Governments should implement travel restrictions in ‘targeted way’ – study

Travel restrictions are unlikely to be effective in countries already experiencing high numbers of coronavirus cases and should be used in a “targeted way”, a new study suggests.

Researchers from the London School of Hygiene and Tropical Medicine and the University of Hong Kong assessed the global impact of travel restrictions on the pandemic.

They found that countries with low numbers of Covid-19 cases, or those with strong travel links to other destinations experiencing high rates of infection, were most likely to benefit from such measures.

Coronavirus testing site at Dublin Airport
Coronavirus testing site at Dublin Airport

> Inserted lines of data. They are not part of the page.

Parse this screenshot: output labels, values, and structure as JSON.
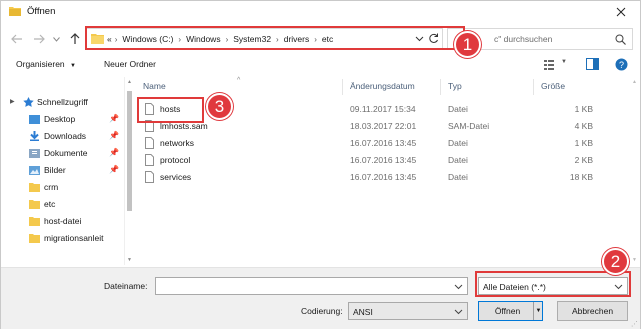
{
  "window": {
    "title": "Öffnen"
  },
  "address": {
    "crumbs": [
      "«",
      "Windows (C:)",
      "Windows",
      "System32",
      "drivers",
      "etc"
    ]
  },
  "search": {
    "placeholder": "\"etc\" durchsuchen",
    "visible_text": "c\" durchsuchen"
  },
  "toolbar": {
    "organize_label": "Organisieren",
    "new_folder_label": "Neuer Ordner"
  },
  "sidebar": {
    "items": [
      {
        "label": "Schnellzugriff",
        "icon": "star-icon",
        "pinned": false
      },
      {
        "label": "Desktop",
        "icon": "desktop-folder-icon",
        "pinned": true
      },
      {
        "label": "Downloads",
        "icon": "download-arrow-icon",
        "pinned": true
      },
      {
        "label": "Dokumente",
        "icon": "documents-folder-icon",
        "pinned": true
      },
      {
        "label": "Bilder",
        "icon": "pictures-folder-icon",
        "pinned": true
      },
      {
        "label": "crm",
        "icon": "folder-icon",
        "pinned": false
      },
      {
        "label": "etc",
        "icon": "folder-icon",
        "pinned": false
      },
      {
        "label": "host-datei",
        "icon": "folder-icon",
        "pinned": false
      },
      {
        "label": "migrationsanleit",
        "icon": "folder-icon",
        "pinned": false
      }
    ]
  },
  "list": {
    "columns": {
      "name": "Name",
      "date": "Änderungsdatum",
      "type": "Typ",
      "size": "Größe"
    },
    "rows": [
      {
        "name": "hosts",
        "date": "09.11.2017 15:34",
        "type": "Datei",
        "size": "1 KB"
      },
      {
        "name": "lmhosts.sam",
        "date": "18.03.2017 22:01",
        "type": "SAM-Datei",
        "size": "4 KB"
      },
      {
        "name": "networks",
        "date": "16.07.2016 13:45",
        "type": "Datei",
        "size": "1 KB"
      },
      {
        "name": "protocol",
        "date": "16.07.2016 13:45",
        "type": "Datei",
        "size": "2 KB"
      },
      {
        "name": "services",
        "date": "16.07.2016 13:45",
        "type": "Datei",
        "size": "18 KB"
      }
    ]
  },
  "bottom": {
    "filename_label": "Dateiname:",
    "filename_value": "",
    "filetype_value": "Alle Dateien  (*.*)",
    "encoding_label": "Codierung:",
    "encoding_value": "ANSI",
    "open_label": "Öffnen",
    "cancel_label": "Abbrechen"
  },
  "annotations": {
    "marker1": "1",
    "marker2": "2",
    "marker3": "3"
  },
  "colors": {
    "accent": "#0078d7",
    "annotation_red": "#e0393e",
    "folder_yellow": "#f4c94d"
  }
}
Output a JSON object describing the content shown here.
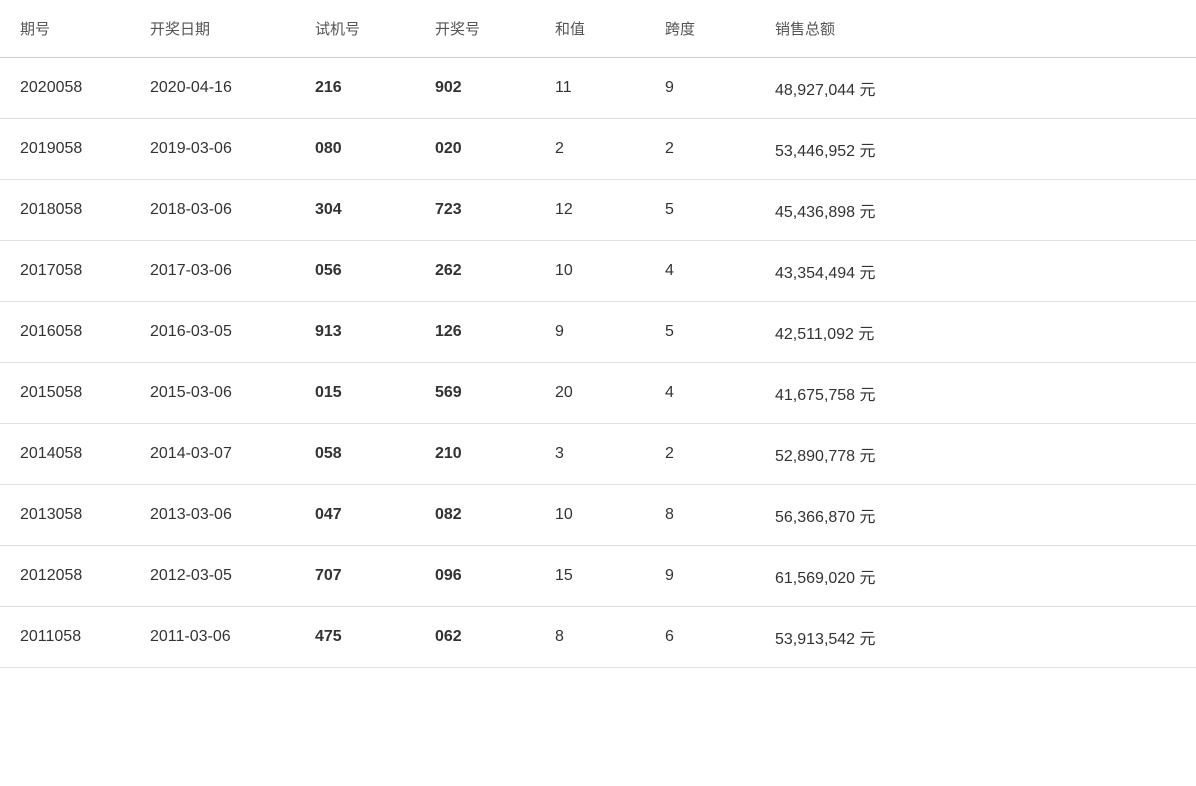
{
  "table": {
    "headers": [
      "期号",
      "开奖日期",
      "试机号",
      "开奖号",
      "和值",
      "跨度",
      "销售总额"
    ],
    "rows": [
      {
        "qihao": "2020058",
        "date": "2020-04-16",
        "shiji": "216",
        "kaijang": "902",
        "hezhi": "11",
        "kuadu": "9",
        "xiaoshou": "48,927,044 元"
      },
      {
        "qihao": "2019058",
        "date": "2019-03-06",
        "shiji": "080",
        "kaijang": "020",
        "hezhi": "2",
        "kuadu": "2",
        "xiaoshou": "53,446,952 元"
      },
      {
        "qihao": "2018058",
        "date": "2018-03-06",
        "shiji": "304",
        "kaijang": "723",
        "hezhi": "12",
        "kuadu": "5",
        "xiaoshou": "45,436,898 元"
      },
      {
        "qihao": "2017058",
        "date": "2017-03-06",
        "shiji": "056",
        "kaijang": "262",
        "hezhi": "10",
        "kuadu": "4",
        "xiaoshou": "43,354,494 元"
      },
      {
        "qihao": "2016058",
        "date": "2016-03-05",
        "shiji": "913",
        "kaijang": "126",
        "hezhi": "9",
        "kuadu": "5",
        "xiaoshou": "42,511,092 元"
      },
      {
        "qihao": "2015058",
        "date": "2015-03-06",
        "shiji": "015",
        "kaijang": "569",
        "hezhi": "20",
        "kuadu": "4",
        "xiaoshou": "41,675,758 元"
      },
      {
        "qihao": "2014058",
        "date": "2014-03-07",
        "shiji": "058",
        "kaijang": "210",
        "hezhi": "3",
        "kuadu": "2",
        "xiaoshou": "52,890,778 元"
      },
      {
        "qihao": "2013058",
        "date": "2013-03-06",
        "shiji": "047",
        "kaijang": "082",
        "hezhi": "10",
        "kuadu": "8",
        "xiaoshou": "56,366,870 元"
      },
      {
        "qihao": "2012058",
        "date": "2012-03-05",
        "shiji": "707",
        "kaijang": "096",
        "hezhi": "15",
        "kuadu": "9",
        "xiaoshou": "61,569,020 元"
      },
      {
        "qihao": "2011058",
        "date": "2011-03-06",
        "shiji": "475",
        "kaijang": "062",
        "hezhi": "8",
        "kuadu": "6",
        "xiaoshou": "53,913,542 元"
      }
    ]
  }
}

Restrictions can also be effective in countries that are close to a tipping point for exponential growth – where the reproduction number, or R value, is between 0.95 and 1.05, the peer-reviewed study found.

However, it suggested that the measures were less likely to be effective in countries where the virus was already spreading rapidly among the population.

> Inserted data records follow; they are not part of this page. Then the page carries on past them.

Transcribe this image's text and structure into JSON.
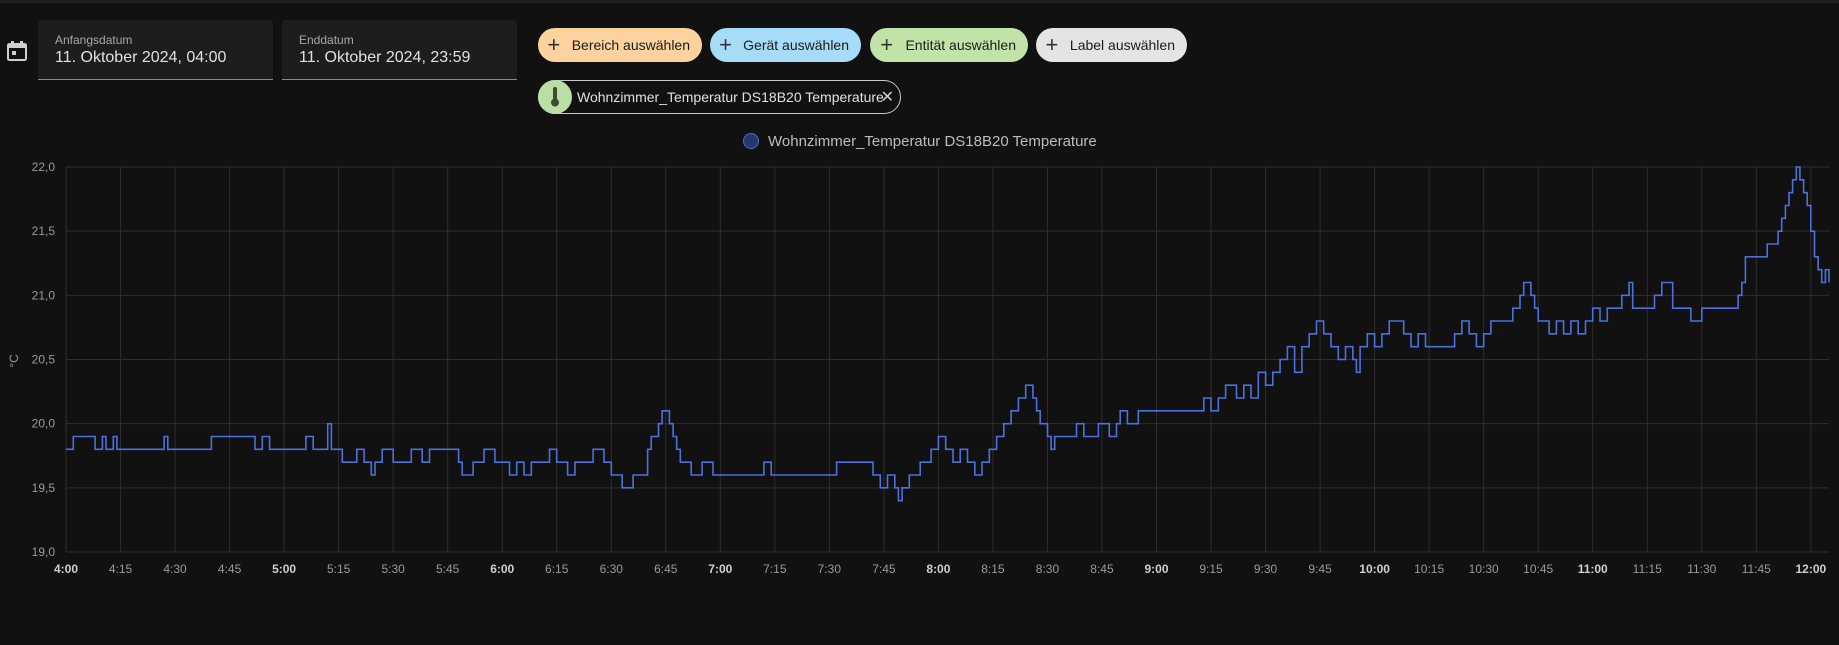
{
  "date_range": {
    "start_label": "Anfangsdatum",
    "start_value": "11. Oktober 2024, 04:00",
    "end_label": "Enddatum",
    "end_value": "11. Oktober 2024, 23:59"
  },
  "target_chips": [
    {
      "label": "Bereich auswählen",
      "color": "#fcd29f"
    },
    {
      "label": "Gerät auswählen",
      "color": "#a6dcf8"
    },
    {
      "label": "Entität auswählen",
      "color": "#c2e3a8"
    },
    {
      "label": "Label auswählen",
      "color": "#e4e4e4"
    }
  ],
  "selected_entity": {
    "label": "Wohnzimmer_Temperatur DS18B20 Temperature",
    "icon": "thermometer-icon",
    "close_icon": "close-icon"
  },
  "colors": {
    "line": "#4c71dd",
    "grid": "#2e2e2e",
    "background": "#111111"
  },
  "chart_data": {
    "type": "line",
    "series": [
      {
        "name": "Wohnzimmer_Temperatur DS18B20 Temperature"
      }
    ],
    "ylabel": "°C",
    "ylim": [
      19.0,
      22.0
    ],
    "y_ticks": [
      "22,0",
      "21,5",
      "21,0",
      "20,5",
      "20,0",
      "19,5",
      "19,0"
    ],
    "xlim": [
      "4:00",
      "12:05"
    ],
    "x_ticks": [
      {
        "label": "4:00",
        "bold": true
      },
      {
        "label": "4:15"
      },
      {
        "label": "4:30"
      },
      {
        "label": "4:45"
      },
      {
        "label": "5:00",
        "bold": true
      },
      {
        "label": "5:15"
      },
      {
        "label": "5:30"
      },
      {
        "label": "5:45"
      },
      {
        "label": "6:00",
        "bold": true
      },
      {
        "label": "6:15"
      },
      {
        "label": "6:30"
      },
      {
        "label": "6:45"
      },
      {
        "label": "7:00",
        "bold": true
      },
      {
        "label": "7:15"
      },
      {
        "label": "7:30"
      },
      {
        "label": "7:45"
      },
      {
        "label": "8:00",
        "bold": true
      },
      {
        "label": "8:15"
      },
      {
        "label": "8:30"
      },
      {
        "label": "8:45"
      },
      {
        "label": "9:00",
        "bold": true
      },
      {
        "label": "9:15"
      },
      {
        "label": "9:30"
      },
      {
        "label": "9:45"
      },
      {
        "label": "10:00",
        "bold": true
      },
      {
        "label": "10:15"
      },
      {
        "label": "10:30"
      },
      {
        "label": "10:45"
      },
      {
        "label": "11:00",
        "bold": true
      },
      {
        "label": "11:15"
      },
      {
        "label": "11:30"
      },
      {
        "label": "11:45"
      },
      {
        "label": "12:00",
        "bold": true
      }
    ],
    "step": true,
    "grid": true,
    "legend": "top-center",
    "points": [
      [
        "4:00",
        19.8
      ],
      [
        "4:02",
        19.9
      ],
      [
        "4:08",
        19.8
      ],
      [
        "4:10",
        19.9
      ],
      [
        "4:11",
        19.8
      ],
      [
        "4:13",
        19.9
      ],
      [
        "4:14",
        19.8
      ],
      [
        "4:16",
        19.8
      ],
      [
        "4:20",
        19.8
      ],
      [
        "4:25",
        19.8
      ],
      [
        "4:27",
        19.9
      ],
      [
        "4:28",
        19.8
      ],
      [
        "4:32",
        19.8
      ],
      [
        "4:38",
        19.8
      ],
      [
        "4:40",
        19.9
      ],
      [
        "4:50",
        19.9
      ],
      [
        "4:52",
        19.8
      ],
      [
        "4:54",
        19.9
      ],
      [
        "4:56",
        19.8
      ],
      [
        "4:58",
        19.8
      ],
      [
        "5:03",
        19.8
      ],
      [
        "5:06",
        19.9
      ],
      [
        "5:08",
        19.8
      ],
      [
        "5:12",
        20.0
      ],
      [
        "5:13",
        19.8
      ],
      [
        "5:15",
        19.8
      ],
      [
        "5:16",
        19.7
      ],
      [
        "5:20",
        19.8
      ],
      [
        "5:22",
        19.7
      ],
      [
        "5:24",
        19.6
      ],
      [
        "5:25",
        19.7
      ],
      [
        "5:27",
        19.8
      ],
      [
        "5:30",
        19.7
      ],
      [
        "5:35",
        19.8
      ],
      [
        "5:38",
        19.7
      ],
      [
        "5:40",
        19.8
      ],
      [
        "5:47",
        19.8
      ],
      [
        "5:48",
        19.7
      ],
      [
        "5:49",
        19.6
      ],
      [
        "5:52",
        19.7
      ],
      [
        "5:55",
        19.8
      ],
      [
        "5:58",
        19.7
      ],
      [
        "6:02",
        19.6
      ],
      [
        "6:04",
        19.7
      ],
      [
        "6:06",
        19.6
      ],
      [
        "6:08",
        19.7
      ],
      [
        "6:13",
        19.8
      ],
      [
        "6:15",
        19.7
      ],
      [
        "6:18",
        19.6
      ],
      [
        "6:20",
        19.7
      ],
      [
        "6:25",
        19.8
      ],
      [
        "6:28",
        19.7
      ],
      [
        "6:30",
        19.6
      ],
      [
        "6:33",
        19.5
      ],
      [
        "6:36",
        19.6
      ],
      [
        "6:40",
        19.8
      ],
      [
        "6:41",
        19.9
      ],
      [
        "6:43",
        20.0
      ],
      [
        "6:44",
        20.1
      ],
      [
        "6:46",
        20.0
      ],
      [
        "6:47",
        19.9
      ],
      [
        "6:48",
        19.8
      ],
      [
        "6:49",
        19.7
      ],
      [
        "6:52",
        19.6
      ],
      [
        "6:55",
        19.7
      ],
      [
        "6:58",
        19.6
      ],
      [
        "7:10",
        19.6
      ],
      [
        "7:12",
        19.7
      ],
      [
        "7:14",
        19.6
      ],
      [
        "7:30",
        19.6
      ],
      [
        "7:32",
        19.7
      ],
      [
        "7:40",
        19.7
      ],
      [
        "7:42",
        19.6
      ],
      [
        "7:44",
        19.5
      ],
      [
        "7:46",
        19.6
      ],
      [
        "7:48",
        19.5
      ],
      [
        "7:49",
        19.4
      ],
      [
        "7:50",
        19.5
      ],
      [
        "7:52",
        19.6
      ],
      [
        "7:55",
        19.7
      ],
      [
        "7:58",
        19.8
      ],
      [
        "8:00",
        19.9
      ],
      [
        "8:02",
        19.8
      ],
      [
        "8:04",
        19.7
      ],
      [
        "8:06",
        19.8
      ],
      [
        "8:08",
        19.7
      ],
      [
        "8:10",
        19.6
      ],
      [
        "8:12",
        19.7
      ],
      [
        "8:14",
        19.8
      ],
      [
        "8:16",
        19.9
      ],
      [
        "8:18",
        20.0
      ],
      [
        "8:20",
        20.1
      ],
      [
        "8:22",
        20.2
      ],
      [
        "8:24",
        20.3
      ],
      [
        "8:26",
        20.2
      ],
      [
        "8:27",
        20.1
      ],
      [
        "8:28",
        20.0
      ],
      [
        "8:30",
        19.9
      ],
      [
        "8:31",
        19.8
      ],
      [
        "8:32",
        19.9
      ],
      [
        "8:37",
        19.9
      ],
      [
        "8:38",
        20.0
      ],
      [
        "8:40",
        19.9
      ],
      [
        "8:44",
        20.0
      ],
      [
        "8:47",
        19.9
      ],
      [
        "8:49",
        20.0
      ],
      [
        "8:50",
        20.1
      ],
      [
        "8:52",
        20.0
      ],
      [
        "8:55",
        20.1
      ],
      [
        "9:00",
        20.1
      ],
      [
        "9:10",
        20.1
      ],
      [
        "9:13",
        20.2
      ],
      [
        "9:15",
        20.1
      ],
      [
        "9:17",
        20.2
      ],
      [
        "9:19",
        20.3
      ],
      [
        "9:22",
        20.2
      ],
      [
        "9:24",
        20.3
      ],
      [
        "9:26",
        20.2
      ],
      [
        "9:28",
        20.4
      ],
      [
        "9:30",
        20.3
      ],
      [
        "9:32",
        20.4
      ],
      [
        "9:34",
        20.5
      ],
      [
        "9:36",
        20.6
      ],
      [
        "9:38",
        20.4
      ],
      [
        "9:40",
        20.6
      ],
      [
        "9:42",
        20.7
      ],
      [
        "9:44",
        20.8
      ],
      [
        "9:46",
        20.7
      ],
      [
        "9:48",
        20.6
      ],
      [
        "9:50",
        20.5
      ],
      [
        "9:52",
        20.6
      ],
      [
        "9:54",
        20.5
      ],
      [
        "9:55",
        20.4
      ],
      [
        "9:56",
        20.6
      ],
      [
        "9:58",
        20.7
      ],
      [
        "10:00",
        20.6
      ],
      [
        "10:02",
        20.7
      ],
      [
        "10:04",
        20.8
      ],
      [
        "10:08",
        20.7
      ],
      [
        "10:10",
        20.6
      ],
      [
        "10:12",
        20.7
      ],
      [
        "10:14",
        20.6
      ],
      [
        "10:20",
        20.6
      ],
      [
        "10:22",
        20.7
      ],
      [
        "10:24",
        20.8
      ],
      [
        "10:26",
        20.7
      ],
      [
        "10:28",
        20.6
      ],
      [
        "10:30",
        20.7
      ],
      [
        "10:32",
        20.8
      ],
      [
        "10:35",
        20.8
      ],
      [
        "10:38",
        20.9
      ],
      [
        "10:40",
        21.0
      ],
      [
        "10:41",
        21.1
      ],
      [
        "10:43",
        21.0
      ],
      [
        "10:44",
        20.9
      ],
      [
        "10:45",
        20.8
      ],
      [
        "10:48",
        20.7
      ],
      [
        "10:50",
        20.8
      ],
      [
        "10:52",
        20.7
      ],
      [
        "10:54",
        20.8
      ],
      [
        "10:56",
        20.7
      ],
      [
        "10:58",
        20.8
      ],
      [
        "11:00",
        20.9
      ],
      [
        "11:02",
        20.8
      ],
      [
        "11:04",
        20.9
      ],
      [
        "11:06",
        20.9
      ],
      [
        "11:08",
        21.0
      ],
      [
        "11:10",
        21.1
      ],
      [
        "11:11",
        20.9
      ],
      [
        "11:14",
        20.9
      ],
      [
        "11:17",
        21.0
      ],
      [
        "11:19",
        21.1
      ],
      [
        "11:22",
        20.9
      ],
      [
        "11:25",
        20.9
      ],
      [
        "11:27",
        20.8
      ],
      [
        "11:30",
        20.9
      ],
      [
        "11:35",
        20.9
      ],
      [
        "11:40",
        21.0
      ],
      [
        "11:41",
        21.1
      ],
      [
        "11:42",
        21.3
      ],
      [
        "11:45",
        21.3
      ],
      [
        "11:48",
        21.4
      ],
      [
        "11:50",
        21.4
      ],
      [
        "11:51",
        21.5
      ],
      [
        "11:52",
        21.6
      ],
      [
        "11:53",
        21.7
      ],
      [
        "11:54",
        21.8
      ],
      [
        "11:55",
        21.9
      ],
      [
        "11:56",
        22.0
      ],
      [
        "11:57",
        21.9
      ],
      [
        "11:58",
        21.8
      ],
      [
        "11:59",
        21.7
      ],
      [
        "12:00",
        21.5
      ],
      [
        "12:01",
        21.3
      ],
      [
        "12:02",
        21.2
      ],
      [
        "12:03",
        21.1
      ],
      [
        "12:04",
        21.2
      ],
      [
        "12:05",
        21.1
      ]
    ]
  }
}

Study leader Professor Mark Ji, from the London School of Hygiene and Tropical Medicine, said it was important governments use travel restrictions in a “targeted way” as the measures “carry a high economic and social cost”.

He said: “Before introducing restrictions, they should take into account local infection figures, epidemic growth rates, and the volume of travellers arriving from countries heavily affected by the virus.”

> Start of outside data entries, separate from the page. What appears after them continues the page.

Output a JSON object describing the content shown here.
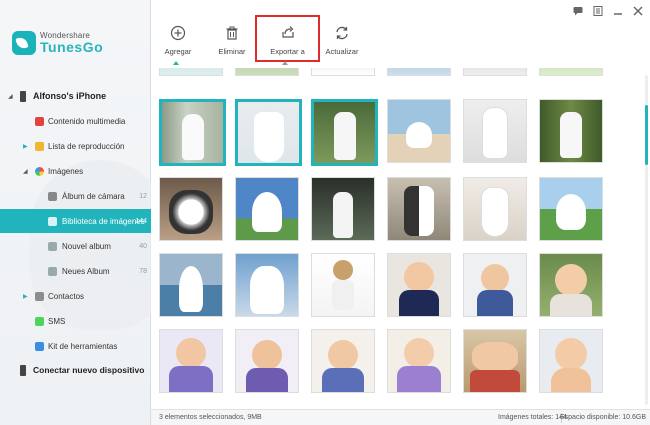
{
  "app": {
    "logo_sub": "Wondershare",
    "logo_main": "TunesGo"
  },
  "toolbar": {
    "add_label": "Agregar",
    "delete_label": "Eliminar",
    "export_label": "Exportar a",
    "refresh_label": "Actualizar"
  },
  "sidebar": {
    "device_name": "Alfonso's iPhone",
    "items": [
      {
        "label": "Contenido multimedia",
        "count": ""
      },
      {
        "label": "Lista de reproducción",
        "count": ""
      },
      {
        "label": "Imágenes",
        "count": ""
      },
      {
        "label": "Álbum de cámara",
        "count": "12"
      },
      {
        "label": "Biblioteca de imágenes",
        "count": "144"
      },
      {
        "label": "Nouvel album",
        "count": "40"
      },
      {
        "label": "Neues Album",
        "count": "78"
      },
      {
        "label": "Contactos",
        "count": ""
      },
      {
        "label": "SMS",
        "count": ""
      },
      {
        "label": "Kit de herramientas",
        "count": ""
      }
    ],
    "connect_label": "Conectar nuevo dispositivo"
  },
  "status": {
    "selection": "3 elementos seleccionados, 9MB",
    "total": "Imágenes totales: 144",
    "space": "Espacio disponible: 10.6GB"
  },
  "colors": {
    "accent": "#22b4bd",
    "highlight_box": "#e02b2b"
  }
}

Every country in the world imposed some form of travel restriction by late April this year, the study, which was published in The Lancet Public Health journal, said.

Researchers used flight data to compare the number of expected Covid-19 cases arriving from international flights with the number of infections arising from transmission within individual countries.

Results were determined based on how imported coronavirus cases would affect local epidemic growth rates, using country-specific R value estimates.

Where imported cases accounted for more than 10% of infections within a country, they were considered to have a major impact on the epidemic’s growth.

But when imported cases accounted for less than 10%, their impact on the growth of the epidemic was usually small, while those below 1% would have an almost undetectable effect on the epidemic’s size, researchers said.

Imported coronavirus cases would have accounted for more than 10% of infections in 102 out of 136 countries analysed if no travel restrictions had been in place in May, the study said.

Had there been no travel restrictions in September, imported cases would only account for more than 10% of infections in 56 out of 162 countries.

The findings indicate that international restrictions were most effective at limiting transmission of the virus during earlier stages of the pandemic.

This was because imported cases led to outbreaks in countries with very few existing cases, the study said.

The authors concluded that recommendations about international travel restrictions should not be applied “uniformly” and should take into account an individual country’s circumstances.